“I’m trying to raise my kids in a way that they grow up to be caring, considerate and kind individuals,” said Gary Williams of his two daughters, Madeleine and Maisie. “We talk explicitly about helping other people and considering other people’s feelings, and we try to be models of considerate parents ourselves.”
As an older dad, Williams doesn’t take a moment with his daughters for granted. Each and every moment with his children is precious, he said, making him stop and take time out of his busy days to appreciate the little things, such as listening to The Beatles with his daughters and dancing around the house.

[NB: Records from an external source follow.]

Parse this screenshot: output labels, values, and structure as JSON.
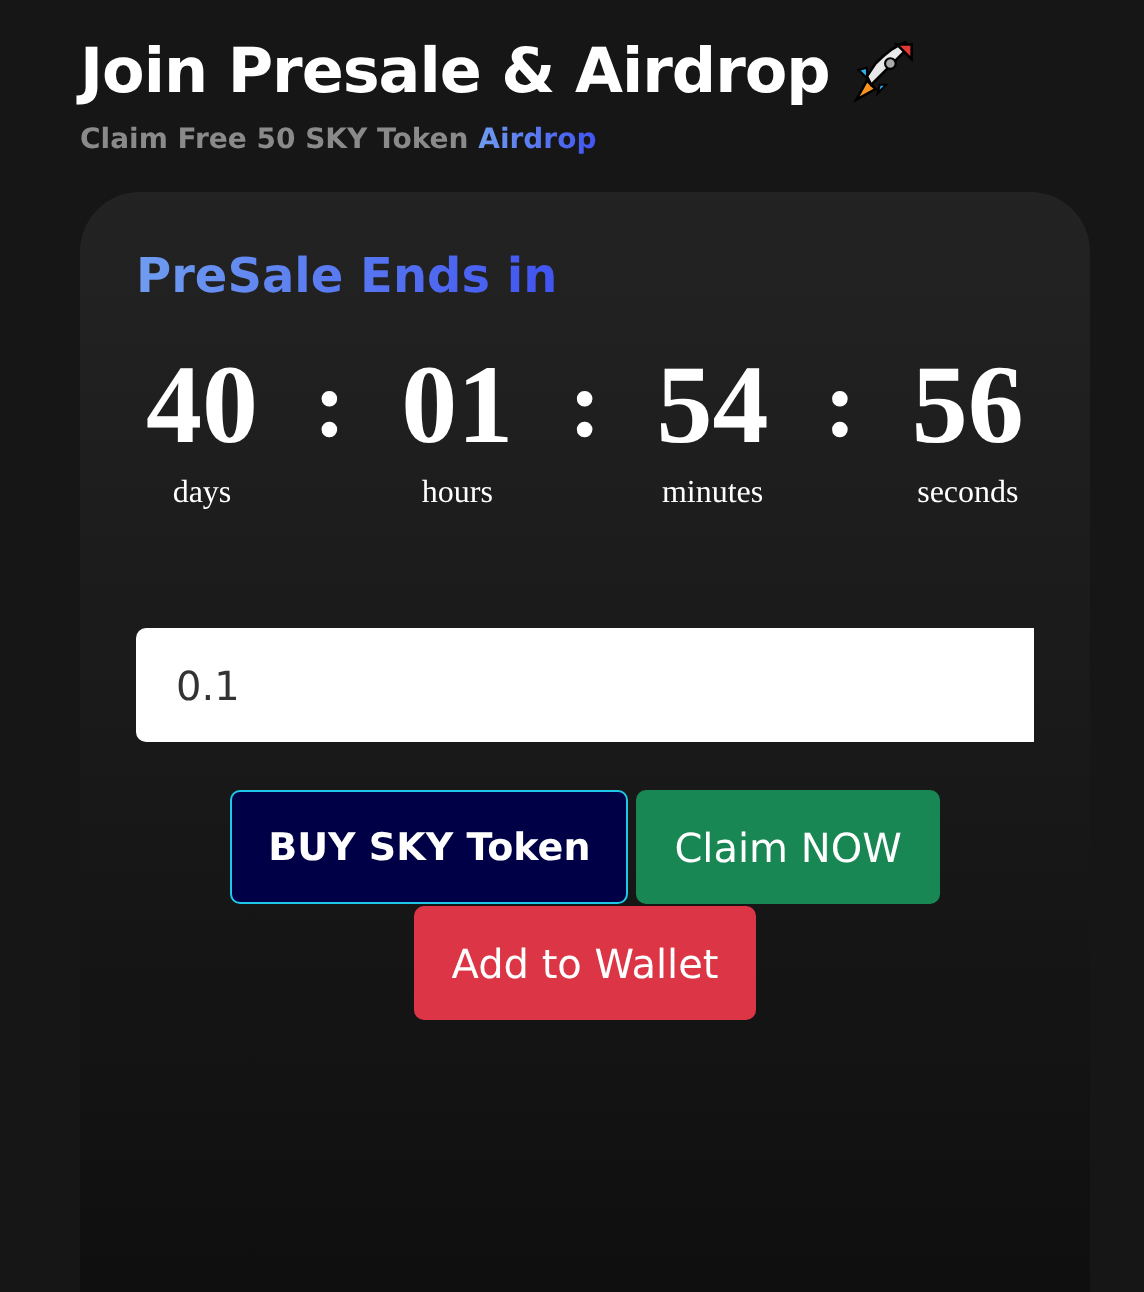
{
  "header": {
    "title": "Join Presale & Airdrop",
    "subtitle": "Claim Free 50 SKY Token",
    "subtitle_link": "Airdrop"
  },
  "card": {
    "heading": "PreSale Ends in",
    "countdown": [
      {
        "value": "40",
        "unit": "days"
      },
      {
        "value": "01",
        "unit": "hours"
      },
      {
        "value": "54",
        "unit": "minutes"
      },
      {
        "value": "56",
        "unit": "seconds"
      }
    ],
    "separator": ":",
    "amount_field": {
      "value": "0.1"
    },
    "buttons": [
      {
        "label": "BUY SKY Token",
        "kind": "buy"
      },
      {
        "label": "Claim NOW",
        "kind": "claim"
      },
      {
        "label": "Add to Wallet",
        "kind": "wallet"
      }
    ]
  }
}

“I’m realizing that although the time I have with them seems like a long time, it’s really limited,” said Williams. “I try to take time out to appreciate moments. Even if I’m in the middle of something and busy, I force myself to say, ‘Notice this moment, take note of it and remember it, because it’s not going to happen again. Appreciate this moment.’”
Williams’ father was absent for a majority of his childhood and he rarely received affection from his mother, he said. Growing up without the warmth that most children receive from their parents has affected the way that he interacts with his children drastically.
“I’m vastly different than my father,” said Williams. “I make sure that I go out of my way to show affection to my kids. I hug them and kiss them and let them know that I love them.”
Another dad, Tdoe Montijo, also grew up without a father figure in his life and now is raising his children the best he can, with help from his wife, Rosa.
“I want to make sure that they have more than I had growing up,” said Montijo, who was raised by his mother. “I instill respect into them and make sure that they know better, you know, right from wrong, and make sure they know what karma is so they don’t grow up to be malicious people.”
Now a father of three, having his wife alongside him has made Montijo realize the value of two parents raising their children together. They complement each other, he said, with Rosa being the nurturer that the children need and himself being the disciplinary hand when necessary.
“She’s more trustworthy than I am; she has a softer heart,” said Montijo. “Me, I’m more of a ‘No, that’s not okay’ parent.”
Discipline was something that he had to learn later in life on his own, though, as his father was never there to show him what that looked like. But with each child, parenting has become easier said Montijo. With children ages 10, seven and eight months old, he has had plenty of time to perfect his fathering skills.
“With each one going down the line it gets easier as you go,” he said. “Just pay attention; not everything you want to try works out, but don’t make the same mistake twice. Make the best of it.”
Also a father of three, Sergio Herrera had advice for fellow fathers as well.
“I don’t know if anyone is ever prepared for fatherhood – your first time is your first time,” said Herrera. “It’s like somebody driving. When you’re on the road you never know what’s going to come at you and every day it’s a new experience.”
Herrera describes his parenting style as humble, but with a side of strict. Growing up in the city of San Francisco has made him appreciate the mellow and quiet Turlock life, he said, but he still teaches his own children things that he learned while living in the city. As a working father, Herrera makes it a priority to spend time with each of his children as much as possible, whether it be by taking them to swimming lessons or his kids teaching him how to use the latest piece of technology.
“I have my work priorities but family for me is number one, above all,” said Herrera.
While some dads look at their childhoods as examples of how they don’t want their children to be raised, Darin Dubel credits his parents as the reason he wanted to start a family.
“I try to duplicate what my parents did,” said Dubel. “I had good parents who raised me and spent a lot of time with me. It made me want to have a family and do it correctly and want to spend time with them.”
Dubel sees fatherhood as a commitment, spending any and all time that he is able to with his kids. He and his daughters, Sonya, Ava and Emma, enjoy playing the Wii and cooking together, he said, although his wife does help with a majority of the chef duties.
“I’ll barbecue,” said Dubel. “I like the family atmosphere and doing stuff together.”
Dubel and his wife put their daughters in recreational activities not only to keep them active, but to also spend time together, he said. They also make sure that the girls value their education over everything else. As for his favorite part about fatherhood? Dubel said to ask him again in 30 years.
“It’s not over yet,” he said. “Come back and ask when they’re adults and I can see how they turned out.”